The S&P 500 dropped for the ninth straight day on Friday. That's the longest losing streak for the index since December 1980.
The decline hasn't received much attention because it's come in little drips and drops instead of one big dramatic plunge. On Friday, the S&P dipped just 0.17%.
In fact, over the nine-day period, the S&P 500 only fell by 3.07%.
Compared with that, the S&P 500 fell a lot more in December 1980 -- 9.4% -- over the course of nine days, according to Howard Silverblatt, senior index analyst at S&P Dow Jones Indices.
Silverblatt said "the slow downward momentum is due to uncertainty."

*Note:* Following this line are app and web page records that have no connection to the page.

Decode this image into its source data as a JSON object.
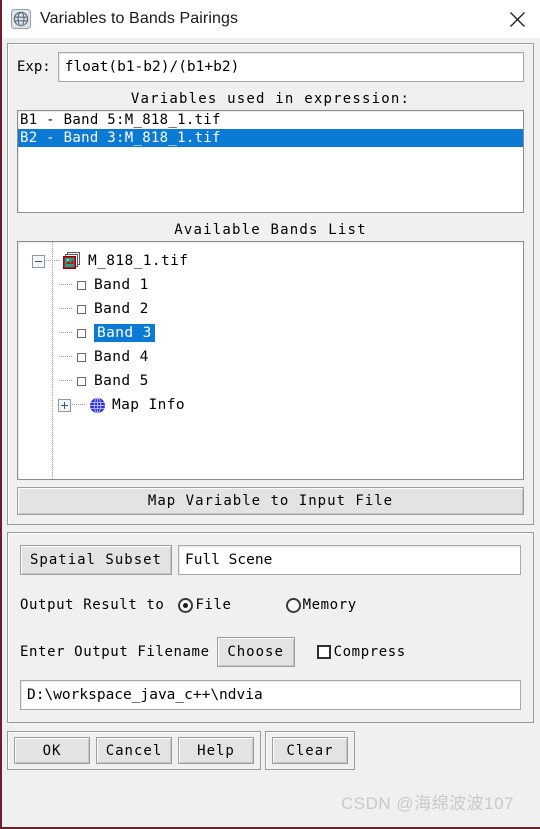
{
  "window": {
    "title": "Variables to Bands Pairings",
    "app_icon": "globe-app-icon",
    "close_icon": "close-icon"
  },
  "expression": {
    "label": "Exp:",
    "value": "float(b1-b2)/(b1+b2)",
    "placeholder": ""
  },
  "variables_section": {
    "title": "Variables used in expression:",
    "items": [
      {
        "text": "B1 - Band 5:M_818_1.tif",
        "selected": false
      },
      {
        "text": "B2 - Band 3:M_818_1.tif",
        "selected": true
      }
    ]
  },
  "bands_section": {
    "title": "Available Bands List",
    "tree": {
      "root": {
        "label": "M_818_1.tif",
        "expander": "minus",
        "icon": "layers-file-icon"
      },
      "bands": [
        {
          "label": "Band 1",
          "icon": "band-checkbox-icon",
          "selected": false
        },
        {
          "label": "Band 2",
          "icon": "band-checkbox-icon",
          "selected": false
        },
        {
          "label": "Band 3",
          "icon": "band-checkbox-icon",
          "selected": true
        },
        {
          "label": "Band 4",
          "icon": "band-checkbox-icon",
          "selected": false
        },
        {
          "label": "Band 5",
          "icon": "band-checkbox-icon",
          "selected": false
        }
      ],
      "map_info": {
        "label": "Map Info",
        "expander": "plus",
        "icon": "globe-icon"
      }
    },
    "map_variable_button": "Map Variable to Input File"
  },
  "output_section": {
    "spatial_subset_button": "Spatial Subset",
    "scene_value": "Full Scene",
    "output_result_label": "Output Result to",
    "radio_options": [
      {
        "label": "File",
        "checked": true
      },
      {
        "label": "Memory",
        "checked": false
      }
    ],
    "filename_label": "Enter Output Filename",
    "choose_button": "Choose",
    "compress_label": "Compress",
    "compress_checked": false,
    "output_path": "D:\\workspace_java_c++\\ndvia"
  },
  "buttons": {
    "primary_group": [
      "OK",
      "Cancel",
      "Help"
    ],
    "secondary_group": [
      "Clear"
    ]
  },
  "watermark": "CSDN @海绵波波107",
  "colors": {
    "selection_blue": "#0b7ad5",
    "dialog_bg": "#f0f0f0",
    "field_bg": "#ffffff",
    "window_edge": "#6b1f2a"
  }
}
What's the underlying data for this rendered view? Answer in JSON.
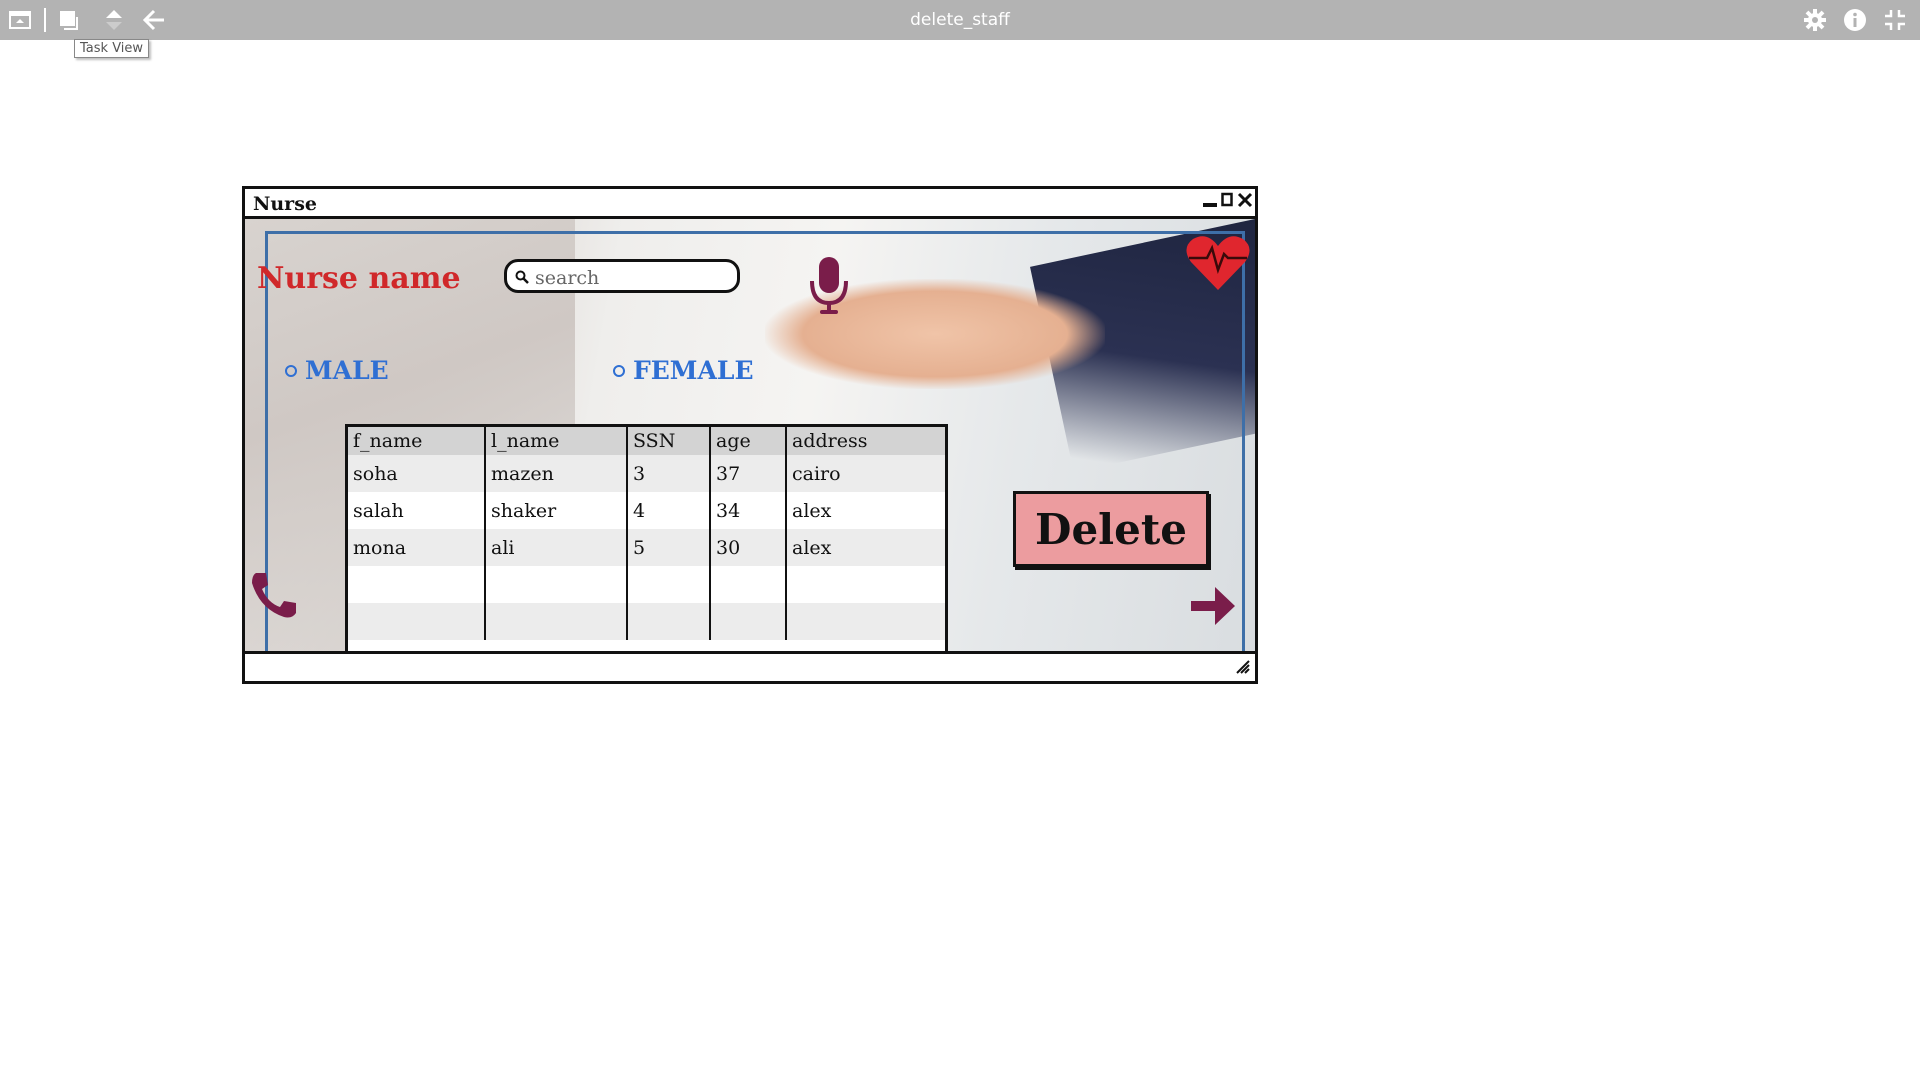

The market has been reacting to a tightening presidential race. CNN's latest electoral map still shows Clinton as the likely winner, but is slightly more favorable to Trump than earlier projections.
A report from Bespoke Investment Group noted that "a Trump presidency strikes fear in a large percentage of investors" because of the unpredictability of the candidate. And Citigroup on Friday predicted that a victory for Trump could send the S&P 500 plunging 3% to 5%.
But fear of a Trump presidency isn't the only thing putting investors on edge. A UBS report found that certain industries, including banking, pharmaceuticals and energy, could take a hit if Clinton is elected.
--CNNMoney's Matt Egan and Heather Long contributed to this report.